This is how I used to refer to Perseus in the before-time. Perseus is one of the first Greek heroes (if not the first) who will go on to found an entire dynasty. And so he gets special treatment.Zeus orders the gods to give him gifts, and he gets some truly wonderful toys. He gets a wallet (pouch, knapsack, bag, etc.) to hold Medusa’s head, an adamantine sword to chop her head off, winged sandals so he can fly about, a polished shield so he could look at Medusa, and a helmet to make himself invisible.
With all of this gear, he’s more or less invincible. He’s an invisible, flying warrior with godlike armor and sharp sword. This is the main difficulty I have with Perseus. He’s given all of these things. He didn’t have to work for them. They’re part of his birthright. And while other heroes usually inherit or are given a single trait from dear old dad or mom, such as Hercules’s strength or Achilles’s invulnerability, Perseus has hit the mother-lode.

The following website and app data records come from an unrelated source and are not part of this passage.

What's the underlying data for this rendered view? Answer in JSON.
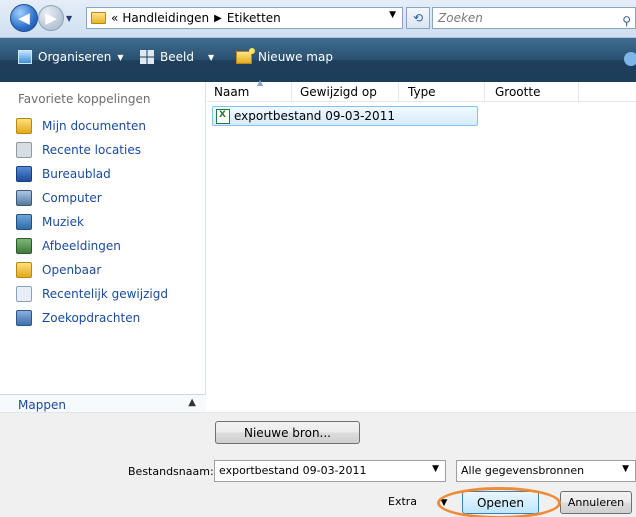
{
  "address": {
    "parent": "Handleidingen",
    "current": "Etiketten",
    "search_placeholder": "Zoeken"
  },
  "toolbar": {
    "organize": "Organiseren",
    "view": "Beeld",
    "new_folder": "Nieuwe map"
  },
  "sidebar": {
    "favorites_title": "Favoriete koppelingen",
    "items": [
      {
        "label": "Mijn documenten",
        "icon": "folder-icon"
      },
      {
        "label": "Recente locaties",
        "icon": "recent-places-icon"
      },
      {
        "label": "Bureaublad",
        "icon": "desktop-icon"
      },
      {
        "label": "Computer",
        "icon": "computer-icon"
      },
      {
        "label": "Muziek",
        "icon": "music-icon"
      },
      {
        "label": "Afbeeldingen",
        "icon": "pictures-icon"
      },
      {
        "label": "Openbaar",
        "icon": "folder-icon"
      },
      {
        "label": "Recentelijk gewijzigd",
        "icon": "recently-changed-icon"
      },
      {
        "label": "Zoekopdrachten",
        "icon": "searches-icon"
      }
    ],
    "folders_label": "Mappen"
  },
  "filelist": {
    "columns": [
      "Naam",
      "Gewijzigd op",
      "Type",
      "Grootte"
    ],
    "rows": [
      {
        "name": "exportbestand 09-03-2011",
        "icon": "excel-file-icon",
        "selected": true
      }
    ]
  },
  "bottom": {
    "new_source_button": "Nieuwe bron...",
    "filename_label": "Bestandsnaam:",
    "filename_value": "exportbestand 09-03-2011",
    "filetype_value": "Alle gegevensbronnen",
    "extra_label": "Extra",
    "open_button": "Openen",
    "cancel_button": "Annuleren",
    "highlight_color": "#f08a34"
  }
}
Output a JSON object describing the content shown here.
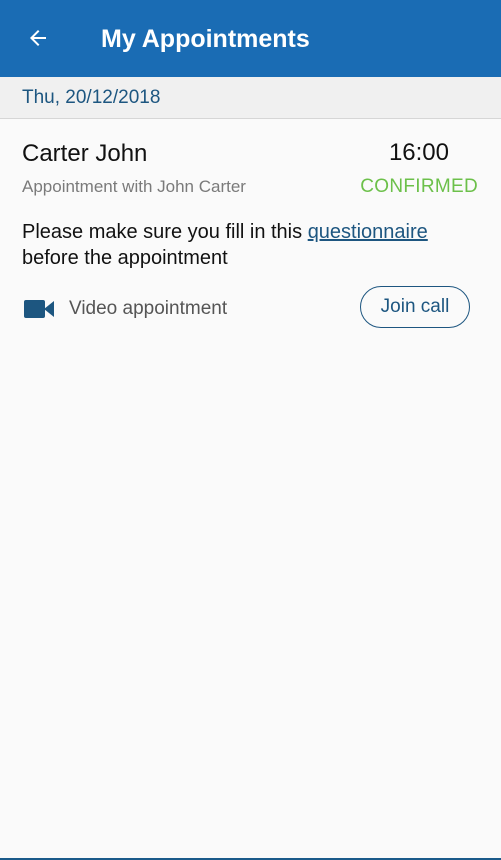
{
  "app_bar": {
    "title": "My Appointments",
    "back_icon": "arrow-left-icon",
    "color": "#1a6cb4"
  },
  "date_header": {
    "date": "Thu, 20/12/2018"
  },
  "appointment": {
    "name": "Carter John",
    "time": "16:00",
    "subtitle": "Appointment with John Carter",
    "status": "CONFIRMED",
    "status_color": "#6cc04a",
    "note_prefix": "Please make sure you fill in this ",
    "note_link": "questionnaire",
    "note_suffix": "before the appointment",
    "type_icon": "videocam-icon",
    "type_label": "Video appointment",
    "join_label": "Join call"
  }
}
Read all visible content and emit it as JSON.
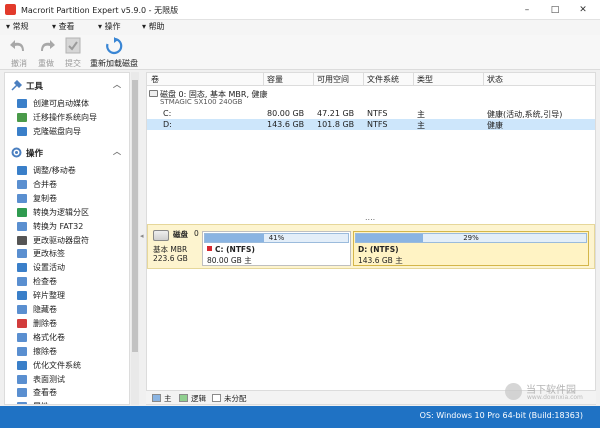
{
  "window": {
    "title": "Macrorit Partition Expert v5.9.0 - 无限版",
    "controls": [
      "–",
      "□",
      "✕"
    ]
  },
  "menu": [
    "常规",
    "查看",
    "操作",
    "帮助"
  ],
  "toolbar": {
    "undo": "撤消",
    "redo": "重做",
    "commit": "提交",
    "reload": "重新加载磁盘"
  },
  "sidebar": {
    "tools_header": "工具",
    "tools": [
      {
        "label": "创建可启动媒体",
        "color": "#3a7fc9"
      },
      {
        "label": "迁移操作系统向导",
        "color": "#4a9a4a"
      },
      {
        "label": "克隆磁盘向导",
        "color": "#3a7fc9"
      }
    ],
    "ops_header": "操作",
    "ops": [
      {
        "label": "调整/移动卷",
        "color": "#3a7fc9"
      },
      {
        "label": "合并卷",
        "color": "#5a8fd0"
      },
      {
        "label": "复制卷",
        "color": "#5a8fd0"
      },
      {
        "label": "转换为逻辑分区",
        "color": "#2f9b50"
      },
      {
        "label": "转换为 FAT32",
        "color": "#5a8fd0"
      },
      {
        "label": "更改驱动器盘符",
        "color": "#555555"
      },
      {
        "label": "更改标签",
        "color": "#5a8fd0"
      },
      {
        "label": "设置活动",
        "color": "#3a7fc9"
      },
      {
        "label": "检查卷",
        "color": "#5a8fd0"
      },
      {
        "label": "碎片整理",
        "color": "#3a7fc9"
      },
      {
        "label": "隐藏卷",
        "color": "#5a8fd0"
      },
      {
        "label": "删除卷",
        "color": "#d23c3c"
      },
      {
        "label": "格式化卷",
        "color": "#5a8fd0"
      },
      {
        "label": "擦除卷",
        "color": "#5a8fd0"
      },
      {
        "label": "优化文件系统",
        "color": "#3a7fc9"
      },
      {
        "label": "表面测试",
        "color": "#5a8fd0"
      },
      {
        "label": "查看卷",
        "color": "#5a8fd0"
      },
      {
        "label": "属性",
        "color": "#5a8fd0"
      }
    ]
  },
  "table": {
    "columns": [
      "卷",
      "容量",
      "可用空间",
      "文件系统",
      "类型",
      "状态"
    ],
    "disk": {
      "title": "磁盘 0: 固态, 基本 MBR, 健康",
      "model": "STMAGIC SX100 240GB"
    },
    "rows": [
      {
        "vol": "C:",
        "capacity": "80.00 GB",
        "free": "47.21 GB",
        "fs": "NTFS",
        "type": "主",
        "status": "健康(活动,系统,引导)",
        "selected": false
      },
      {
        "vol": "D:",
        "capacity": "143.6 GB",
        "free": "101.8 GB",
        "fs": "NTFS",
        "type": "主",
        "status": "健康",
        "selected": true
      }
    ],
    "splitter": "...."
  },
  "diskmap": {
    "disk_label": "磁盘",
    "disk_num": "0",
    "style": "基本 MBR",
    "size": "223.6 GB",
    "partitions": [
      {
        "pct_label": "41%",
        "used": 0.41,
        "name": "C: (NTFS)",
        "detail": "80.00 GB 主"
      },
      {
        "pct_label": "29%",
        "used": 0.29,
        "name": "D: (NTFS)",
        "detail": "143.6 GB 主"
      }
    ]
  },
  "legend": [
    {
      "label": "主",
      "color": "#8ab4e2"
    },
    {
      "label": "逻辑",
      "color": "#8fcf8f"
    },
    {
      "label": "未分配",
      "color": "#ffffff"
    }
  ],
  "status": {
    "os": "OS: Windows 10 Pro 64-bit (Build:18363)"
  },
  "watermark": {
    "text": "当下软件园",
    "url": "www.downxia.com"
  }
}
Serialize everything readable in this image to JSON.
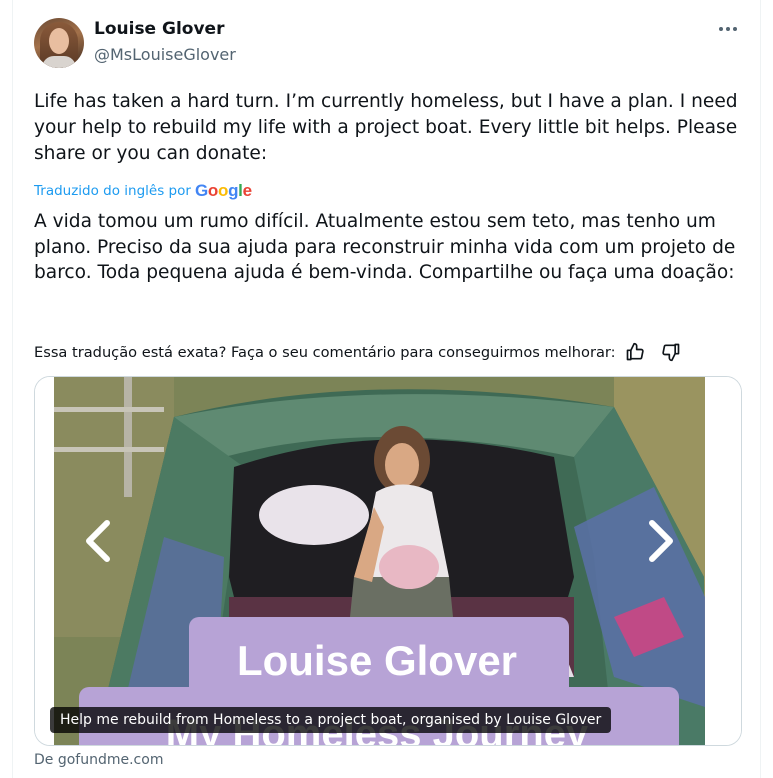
{
  "author": {
    "display_name": "Louise Glover",
    "handle": "@MsLouiseGlover",
    "avatar_icon": "profile-photo"
  },
  "menu": {
    "more_icon": "more-horizontal-icon",
    "more_glyph": "•••"
  },
  "tweet": {
    "text_original": "Life has taken a hard turn. I’m currently homeless, but I have a plan. I need your help to rebuild my life with a project boat. Every little bit helps. Please share or you can donate:",
    "translated_by": "Traduzido do inglês por",
    "translation_provider": "Google",
    "text_translated": "A vida tomou um rumo difícil. Atualmente estou sem teto, mas tenho um plano. Preciso da sua ajuda para reconstruir minha vida com um projeto de barco. Toda pequena ajuda é bem-vinda. Compartilhe ou faça uma doação:",
    "feedback_prompt": "Essa tradução está exata? Faça o seu comentário para conseguirmos melhorar:"
  },
  "card": {
    "image_banner_name": "Louise Glover",
    "image_banner_subtitle": "My Homeless Journey",
    "caption": "Help me rebuild from Homeless to a project boat, organised by Louise Glover",
    "source": "De gofundme.com"
  },
  "colors": {
    "link_blue": "#1d9bf0",
    "secondary_text": "#536471",
    "primary_text": "#0f1419",
    "banner_purple": "#b7a3d6"
  }
}
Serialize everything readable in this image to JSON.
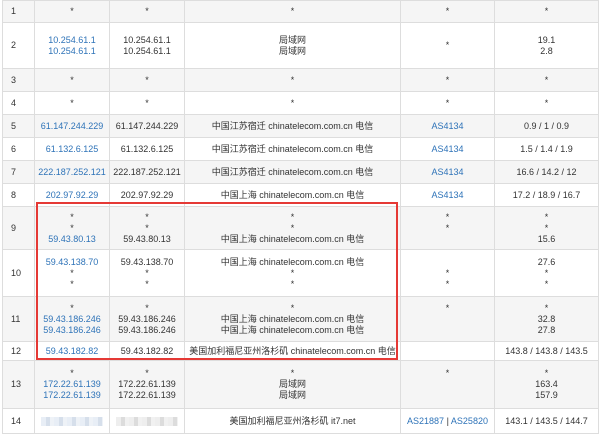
{
  "hops": [
    {
      "hop": "1",
      "ips": [
        "*"
      ],
      "hosts": [
        "*"
      ],
      "locs": [
        "*"
      ],
      "asns": [],
      "times": [
        "*"
      ],
      "asn_star": true
    },
    {
      "hop": "2",
      "ips": [
        "10.254.61.1",
        "10.254.61.1"
      ],
      "hosts": [
        "10.254.61.1",
        "10.254.61.1"
      ],
      "locs": [
        "局域网",
        "局域网"
      ],
      "asn_star": true,
      "times": [
        "19.1",
        "2.8"
      ]
    },
    {
      "hop": "3",
      "ips": [
        "*"
      ],
      "hosts": [
        "*"
      ],
      "locs": [
        "*"
      ],
      "asn_star": true,
      "times": [
        "*"
      ]
    },
    {
      "hop": "4",
      "ips": [
        "*"
      ],
      "hosts": [
        "*"
      ],
      "locs": [
        "*"
      ],
      "asn_star": true,
      "times": [
        "*"
      ]
    },
    {
      "hop": "5",
      "ips": [
        "61.147.244.229"
      ],
      "hosts": [
        "61.147.244.229"
      ],
      "locs": [
        "中国江苏宿迁 chinatelecom.com.cn 电信"
      ],
      "asns": [
        "AS4134"
      ],
      "times": [
        "0.9 / 1 / 0.9"
      ]
    },
    {
      "hop": "6",
      "ips": [
        "61.132.6.125"
      ],
      "hosts": [
        "61.132.6.125"
      ],
      "locs": [
        "中国江苏宿迁 chinatelecom.com.cn 电信"
      ],
      "asns": [
        "AS4134"
      ],
      "times": [
        "1.5 / 1.4 / 1.9"
      ]
    },
    {
      "hop": "7",
      "ips": [
        "222.187.252.121"
      ],
      "hosts": [
        "222.187.252.121"
      ],
      "locs": [
        "中国江苏宿迁 chinatelecom.com.cn 电信"
      ],
      "asns": [
        "AS4134"
      ],
      "times": [
        "16.6 / 14.2 / 12"
      ]
    },
    {
      "hop": "8",
      "ips": [
        "202.97.92.29"
      ],
      "hosts": [
        "202.97.92.29"
      ],
      "locs": [
        "中国上海 chinatelecom.com.cn 电信"
      ],
      "asns": [
        "AS4134"
      ],
      "times": [
        "17.2 / 18.9 / 16.7"
      ]
    },
    {
      "hop": "9",
      "ips": [
        "*",
        "*",
        "59.43.80.13"
      ],
      "hosts": [
        "*",
        "*",
        "59.43.80.13"
      ],
      "locs": [
        "*",
        "*",
        "中国上海 chinatelecom.com.cn 电信"
      ],
      "asns_text": [
        "*",
        "*",
        ""
      ],
      "times": [
        "*",
        "*",
        "15.6"
      ]
    },
    {
      "hop": "10",
      "ips": [
        "59.43.138.70",
        "*",
        "*"
      ],
      "hosts": [
        "59.43.138.70",
        "*",
        "*"
      ],
      "locs": [
        "中国上海 chinatelecom.com.cn 电信",
        "*",
        "*"
      ],
      "asns_text": [
        "",
        "*",
        "*"
      ],
      "times": [
        "27.6",
        "*",
        "*"
      ]
    },
    {
      "hop": "11",
      "ips": [
        "*",
        "59.43.186.246",
        "59.43.186.246"
      ],
      "hosts": [
        "*",
        "59.43.186.246",
        "59.43.186.246"
      ],
      "locs": [
        "*",
        "中国上海 chinatelecom.com.cn 电信",
        "中国上海 chinatelecom.com.cn 电信"
      ],
      "asns_text": [
        "*",
        "",
        ""
      ],
      "times": [
        "*",
        "32.8",
        "27.8"
      ]
    },
    {
      "hop": "12",
      "ips": [
        "59.43.182.82"
      ],
      "hosts": [
        "59.43.182.82"
      ],
      "locs": [
        "美国加利福尼亚州洛杉矶 chinatelecom.com.cn 电信"
      ],
      "asns": [],
      "times": [
        "143.8 / 143.8 / 143.5"
      ]
    },
    {
      "hop": "13",
      "ips": [
        "*",
        "172.22.61.139",
        "172.22.61.139"
      ],
      "hosts": [
        "*",
        "172.22.61.139",
        "172.22.61.139"
      ],
      "locs": [
        "*",
        "局域网",
        "局域网"
      ],
      "asns_text": [
        "*",
        "",
        ""
      ],
      "times": [
        "*",
        "163.4",
        "157.9"
      ]
    },
    {
      "hop": "14",
      "ips": [],
      "hosts": [],
      "locs": [
        "美国加利福尼亚州洛杉矶 it7.net"
      ],
      "asns": [
        "AS21887",
        "AS25820"
      ],
      "times": [
        "143.1 / 143.5 / 144.7"
      ],
      "redacted": true
    }
  ],
  "colors": {
    "link": "#2e73b8",
    "highlight": "#e53935",
    "border": "#dddddd"
  }
}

And doesn’t that cheapen his heroism? Now it becomes a question of whether or not anyone can accomplish the same feats with the same tools. Things only get worse when he takes Medusa’s head, because then he’s packing the equivalent of a nuclear weapon in the ancient world.